**To do:**
This task calls for copying each line below that contains "triggers".

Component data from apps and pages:
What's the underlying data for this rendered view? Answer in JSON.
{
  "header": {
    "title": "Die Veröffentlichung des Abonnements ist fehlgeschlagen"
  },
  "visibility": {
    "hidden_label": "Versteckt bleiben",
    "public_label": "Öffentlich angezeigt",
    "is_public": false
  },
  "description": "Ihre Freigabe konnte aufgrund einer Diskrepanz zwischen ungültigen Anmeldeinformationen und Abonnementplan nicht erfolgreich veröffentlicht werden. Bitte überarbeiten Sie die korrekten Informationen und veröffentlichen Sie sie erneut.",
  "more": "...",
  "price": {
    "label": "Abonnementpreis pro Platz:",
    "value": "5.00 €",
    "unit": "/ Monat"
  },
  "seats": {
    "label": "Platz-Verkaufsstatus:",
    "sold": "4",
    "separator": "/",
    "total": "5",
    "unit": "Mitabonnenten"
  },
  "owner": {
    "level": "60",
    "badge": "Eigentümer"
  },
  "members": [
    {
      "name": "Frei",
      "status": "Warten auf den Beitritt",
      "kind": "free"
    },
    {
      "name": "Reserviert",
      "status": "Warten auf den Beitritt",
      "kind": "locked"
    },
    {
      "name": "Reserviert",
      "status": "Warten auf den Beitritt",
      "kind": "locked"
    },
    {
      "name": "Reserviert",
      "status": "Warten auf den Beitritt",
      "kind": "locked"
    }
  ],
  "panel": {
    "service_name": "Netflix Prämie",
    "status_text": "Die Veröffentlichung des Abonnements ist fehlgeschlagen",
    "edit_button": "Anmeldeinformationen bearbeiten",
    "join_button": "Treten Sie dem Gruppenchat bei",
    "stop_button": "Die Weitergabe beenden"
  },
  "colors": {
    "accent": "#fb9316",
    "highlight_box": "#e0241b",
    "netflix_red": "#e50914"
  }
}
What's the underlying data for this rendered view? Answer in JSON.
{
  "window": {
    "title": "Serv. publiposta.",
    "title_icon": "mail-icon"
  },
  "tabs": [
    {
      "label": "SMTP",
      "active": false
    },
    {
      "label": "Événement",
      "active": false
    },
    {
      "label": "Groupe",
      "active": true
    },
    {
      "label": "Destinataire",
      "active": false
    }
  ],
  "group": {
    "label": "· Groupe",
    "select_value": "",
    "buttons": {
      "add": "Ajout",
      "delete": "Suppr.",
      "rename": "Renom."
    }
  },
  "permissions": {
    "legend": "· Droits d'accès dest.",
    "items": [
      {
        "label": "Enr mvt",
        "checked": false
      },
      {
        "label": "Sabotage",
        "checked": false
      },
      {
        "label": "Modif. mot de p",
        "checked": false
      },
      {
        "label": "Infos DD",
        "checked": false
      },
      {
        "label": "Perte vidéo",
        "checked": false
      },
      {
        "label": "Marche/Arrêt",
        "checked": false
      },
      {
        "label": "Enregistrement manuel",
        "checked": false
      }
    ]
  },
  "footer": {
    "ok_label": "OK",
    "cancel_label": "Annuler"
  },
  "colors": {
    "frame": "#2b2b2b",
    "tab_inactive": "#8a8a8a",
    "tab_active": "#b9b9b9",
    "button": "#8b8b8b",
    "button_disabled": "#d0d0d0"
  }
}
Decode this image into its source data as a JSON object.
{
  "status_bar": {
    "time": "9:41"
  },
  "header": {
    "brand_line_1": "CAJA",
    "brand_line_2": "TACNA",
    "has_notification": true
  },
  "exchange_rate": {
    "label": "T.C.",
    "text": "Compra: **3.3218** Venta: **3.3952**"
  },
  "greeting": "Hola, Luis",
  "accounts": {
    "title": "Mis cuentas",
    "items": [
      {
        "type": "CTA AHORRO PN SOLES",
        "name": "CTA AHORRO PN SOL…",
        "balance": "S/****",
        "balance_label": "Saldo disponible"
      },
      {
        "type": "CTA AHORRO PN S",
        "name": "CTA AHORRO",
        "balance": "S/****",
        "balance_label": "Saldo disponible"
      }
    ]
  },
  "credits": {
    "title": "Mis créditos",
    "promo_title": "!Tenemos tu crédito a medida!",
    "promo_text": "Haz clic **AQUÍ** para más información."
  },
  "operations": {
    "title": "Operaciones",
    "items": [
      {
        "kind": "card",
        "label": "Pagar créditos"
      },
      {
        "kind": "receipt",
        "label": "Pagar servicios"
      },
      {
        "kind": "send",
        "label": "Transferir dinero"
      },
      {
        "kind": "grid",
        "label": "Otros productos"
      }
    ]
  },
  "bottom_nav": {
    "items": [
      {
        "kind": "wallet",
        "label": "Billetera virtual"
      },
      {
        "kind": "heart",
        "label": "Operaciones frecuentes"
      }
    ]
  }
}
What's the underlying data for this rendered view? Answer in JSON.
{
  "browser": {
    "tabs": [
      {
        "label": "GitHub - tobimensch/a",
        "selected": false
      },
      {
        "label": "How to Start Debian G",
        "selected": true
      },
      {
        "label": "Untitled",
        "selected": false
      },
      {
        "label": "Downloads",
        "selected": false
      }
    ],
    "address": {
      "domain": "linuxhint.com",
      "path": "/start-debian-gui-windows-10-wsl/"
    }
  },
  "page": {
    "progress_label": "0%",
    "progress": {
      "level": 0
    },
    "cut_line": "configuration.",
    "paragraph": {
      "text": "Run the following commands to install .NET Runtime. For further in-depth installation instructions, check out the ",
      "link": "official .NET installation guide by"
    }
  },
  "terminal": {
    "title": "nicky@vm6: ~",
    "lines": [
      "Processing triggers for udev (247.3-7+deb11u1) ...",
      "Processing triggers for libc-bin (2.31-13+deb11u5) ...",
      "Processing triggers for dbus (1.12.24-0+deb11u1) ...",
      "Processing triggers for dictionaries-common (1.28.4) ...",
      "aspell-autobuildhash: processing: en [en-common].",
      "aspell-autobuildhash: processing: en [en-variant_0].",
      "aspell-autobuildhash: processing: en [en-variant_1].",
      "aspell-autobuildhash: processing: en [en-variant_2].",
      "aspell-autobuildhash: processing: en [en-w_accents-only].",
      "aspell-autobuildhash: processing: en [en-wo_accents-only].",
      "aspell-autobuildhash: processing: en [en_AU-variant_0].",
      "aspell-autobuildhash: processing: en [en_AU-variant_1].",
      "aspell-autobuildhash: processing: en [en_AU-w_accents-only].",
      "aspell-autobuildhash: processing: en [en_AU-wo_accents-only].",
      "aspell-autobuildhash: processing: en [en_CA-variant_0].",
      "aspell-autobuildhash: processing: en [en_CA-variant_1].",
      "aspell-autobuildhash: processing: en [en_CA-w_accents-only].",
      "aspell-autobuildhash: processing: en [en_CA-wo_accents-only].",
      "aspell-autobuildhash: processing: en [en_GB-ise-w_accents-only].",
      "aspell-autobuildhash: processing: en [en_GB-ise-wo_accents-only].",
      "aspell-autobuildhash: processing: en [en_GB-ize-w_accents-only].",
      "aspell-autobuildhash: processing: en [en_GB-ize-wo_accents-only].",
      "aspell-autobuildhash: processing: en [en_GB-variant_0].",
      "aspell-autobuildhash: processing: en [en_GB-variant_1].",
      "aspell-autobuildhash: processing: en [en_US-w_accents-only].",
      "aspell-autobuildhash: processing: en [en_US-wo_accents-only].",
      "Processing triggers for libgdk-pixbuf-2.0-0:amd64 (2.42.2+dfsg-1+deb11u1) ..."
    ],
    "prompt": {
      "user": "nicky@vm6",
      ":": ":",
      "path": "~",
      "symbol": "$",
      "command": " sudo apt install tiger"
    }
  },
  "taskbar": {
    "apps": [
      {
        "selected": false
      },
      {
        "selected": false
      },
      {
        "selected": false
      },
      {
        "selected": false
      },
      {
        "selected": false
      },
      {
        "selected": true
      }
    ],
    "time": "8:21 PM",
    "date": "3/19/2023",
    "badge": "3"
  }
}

**Your response:**
      "Processing triggers for udev (247.3-7+deb11u1) ...",
      "Processing triggers for libc-bin (2.31-13+deb11u5) ...",
      "Processing triggers for dbus (1.12.24-0+deb11u1) ...",
      "Processing triggers for dictionaries-common (1.28.4) ...",
      "Processing triggers for libgdk-pixbuf-2.0-0:amd64 (2.42.2+dfsg-1+deb11u1) ..."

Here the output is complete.